As part of a sweeping push to update campus facilities, UND is feeling out a set of major changes to Gamble Hall, home of the UND College of Business and Public Administration.
Steven Light, interim dean of the college, said the hall-built in 1968, complete with many of the design style points of that era-has “had a good run” but is in need of an upgrade.
“I think our vision outgrew the building we’re in,” Light said.
Though there have been some updates made over the years, including technology retrofits, a modern-style classroom on the first level and updated spaces on upper floors, much of the building is original to its construction. Design processes for the update are still ongoing, and project fundraising-which could take years-has yet to truly begin. But college leaders are envisioning a transformation that could include a total phase-out of Gamble altogether, with up to $70 million in leeway for project fundraising approved by the Legislature.
Kim Woods, an associate vice president for the UND Alumni Association and Foundation, is direct when talking about the potential exit from Gamble. If all goes as planned, Woods said, “we won’t use Gamble-it will no longer be the business school.”
The working idea is that the college’s functions will shift entirely to what is now Montgomery Hall, located on what makes up the “quad” of UND. If the move to Montgomery goes through, Light anticipated Gamble would become a “swing space” to fill whatever facilities needs UND might have at a given time.
Montgomery, a historic building off Centennial Drive, was taken out of full use by way of a facilities plan that earmarked about a dozen UND properties for offline status. Some of those buildings were demolished last summer. Others were slated to be mothballed for future use.
Light said the move of the college would better integrate it into the central space of the quad, but it’s not yet clear how old Montgomery would be repurposed to fit the needs of a modern school of business and public affairs.
“We’re going to try to integrate the ‘bones’ of Montgomery,” Light said, “to capture the historical legacy of what Montgomery has meant on campus.”
The college has been working with Grand Forks firm JLG Architects through the early conceptual phase of the project. Woods said the project team is now in the midst of a design stage to produce visual renderings of the building. The college has also teamed with Community PCL Construction to fill the role of construction manager at risk.
Actual groundbreaking is likely to still be some years away, at the end of what Woods described as a period of “aggressively fundraising” that could begin within the next few months.

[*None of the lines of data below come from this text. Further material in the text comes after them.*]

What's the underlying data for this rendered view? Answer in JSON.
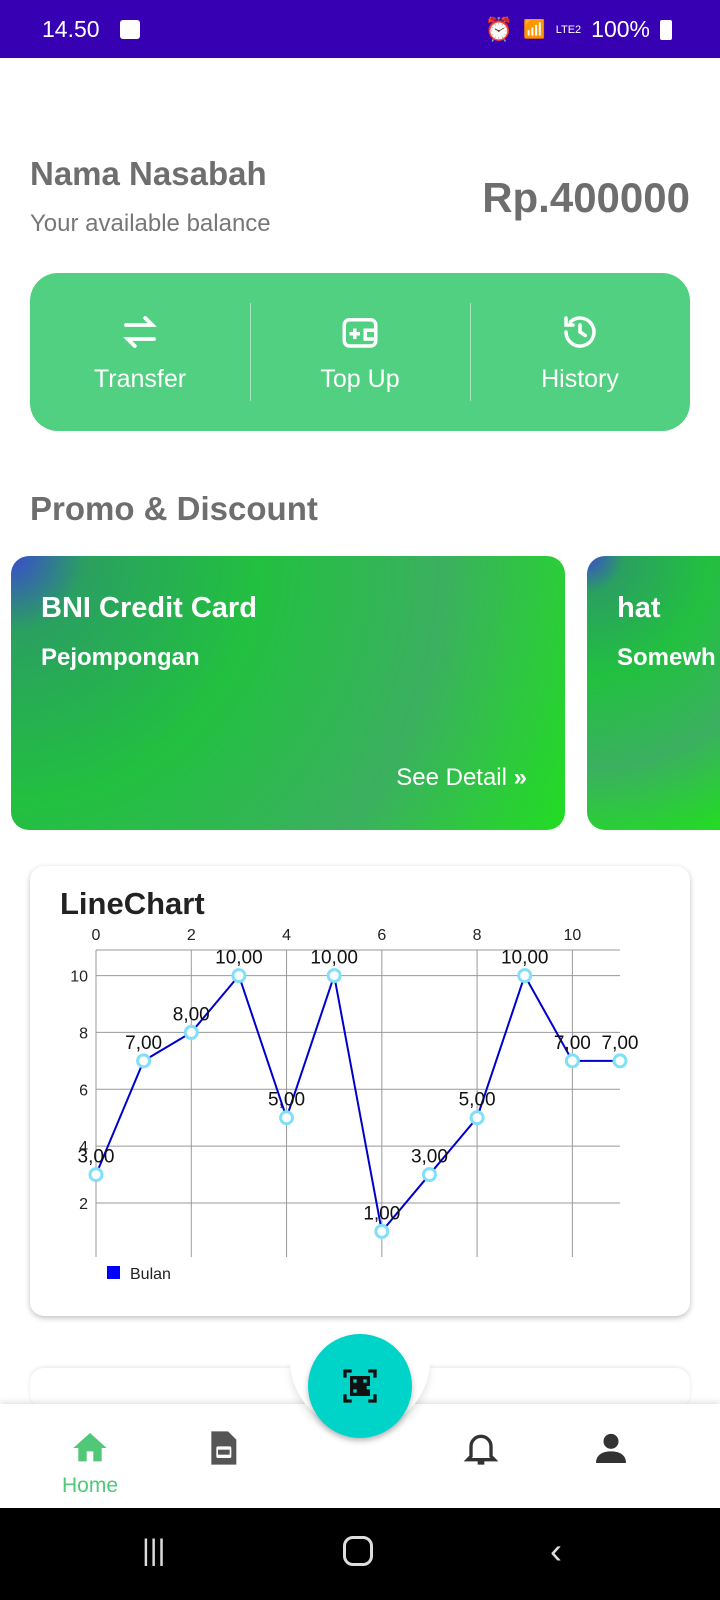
{
  "status_bar": {
    "time": "14.50",
    "battery": "100%",
    "network": "LTE2"
  },
  "header": {
    "customer_name": "Nama Nasabah",
    "balance_label": "Your available balance",
    "balance": "Rp.400000"
  },
  "actions": [
    {
      "label": "Transfer",
      "icon": "transfer-icon"
    },
    {
      "label": "Top Up",
      "icon": "wallet-add-icon"
    },
    {
      "label": "History",
      "icon": "history-icon"
    }
  ],
  "promo": {
    "title": "Promo & Discount",
    "cards": [
      {
        "title": "BNI Credit Card",
        "subtitle": "Pejompongan",
        "cta": "See Detail"
      },
      {
        "title": "hat",
        "subtitle": "Somewh"
      }
    ]
  },
  "chart_data": {
    "type": "line",
    "title": "LineChart",
    "x": [
      0,
      1,
      2,
      3,
      4,
      5,
      6,
      7,
      8,
      9,
      10,
      11
    ],
    "series": [
      {
        "name": "Bulan",
        "values": [
          3,
          7,
          8,
          10,
          5,
          10,
          1,
          3,
          5,
          10,
          7,
          7
        ],
        "color": "#0000cc"
      }
    ],
    "value_labels": [
      "3,00",
      "7,00",
      "8,00",
      "10,00",
      "5,00",
      "10,00",
      "1,00",
      "3,00",
      "5,00",
      "10,00",
      "7,00",
      "7,00"
    ],
    "x_ticks": [
      "0",
      "2",
      "4",
      "6",
      "8",
      "10"
    ],
    "y_ticks": [
      "2",
      "4",
      "6",
      "8",
      "10"
    ],
    "xlim": [
      0,
      11
    ],
    "ylim": [
      0.1,
      10.9
    ],
    "grid": true,
    "legend": "bottom-left"
  },
  "nav": {
    "items": [
      {
        "label": "Home",
        "active": true
      },
      {
        "label": "Documents"
      },
      {
        "label": "Notifications"
      },
      {
        "label": "Profile"
      }
    ],
    "accent": "#50c878"
  }
}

That campaign could grant donors some big-ticket chances to attach their legacies to that of the college-Light said both the updated hall and the college itself could be open for naming opportunities. The major changes imagined for Gamble are part of an early UND facilities initiative known as Coulee to Columbia, a plan to retool the main artery of campus along University Avenue stretching from the English Coulee to Columbia Road. That plan, which looks years down the line, also includes prospective overhauls to Memorial Union and the Chester Fritz Library.
As far as the interior of the new hall is concerned, Light stressed the need for more flexible spaces for students. College leaders imagine open floor plans with convertible classrooms that grant more options for instructors looking to switch up their teaching methods.
Light said any renovation would take into account studies that have mapped the flow of students and foot traffic across campus. Gamble Hall has been a popular pass-through for students and employees in the past, a status college leaders hope to capitalize on by shifting the building’s main entrance to face University Avenue.
The new college building would also hopefully feature an “opportunity hub,” a feature Light describes as the “crown jewel” of the project vision.
In its essence, that hub would be a large, tech-savvy and open space with features to serve a number of uses ranging from hosting conferences and symposiums to shaping a place where students can undergo mock-and real-job interviews.
Both Woods and Light spoke to the envisioned project as a means to capture on the college’s existing strengths with a new molding of its physical space. They underlined the collaborative bend of the school, which combines a focus on private and public endeavors, as a key element to be enhanced in any future remodel.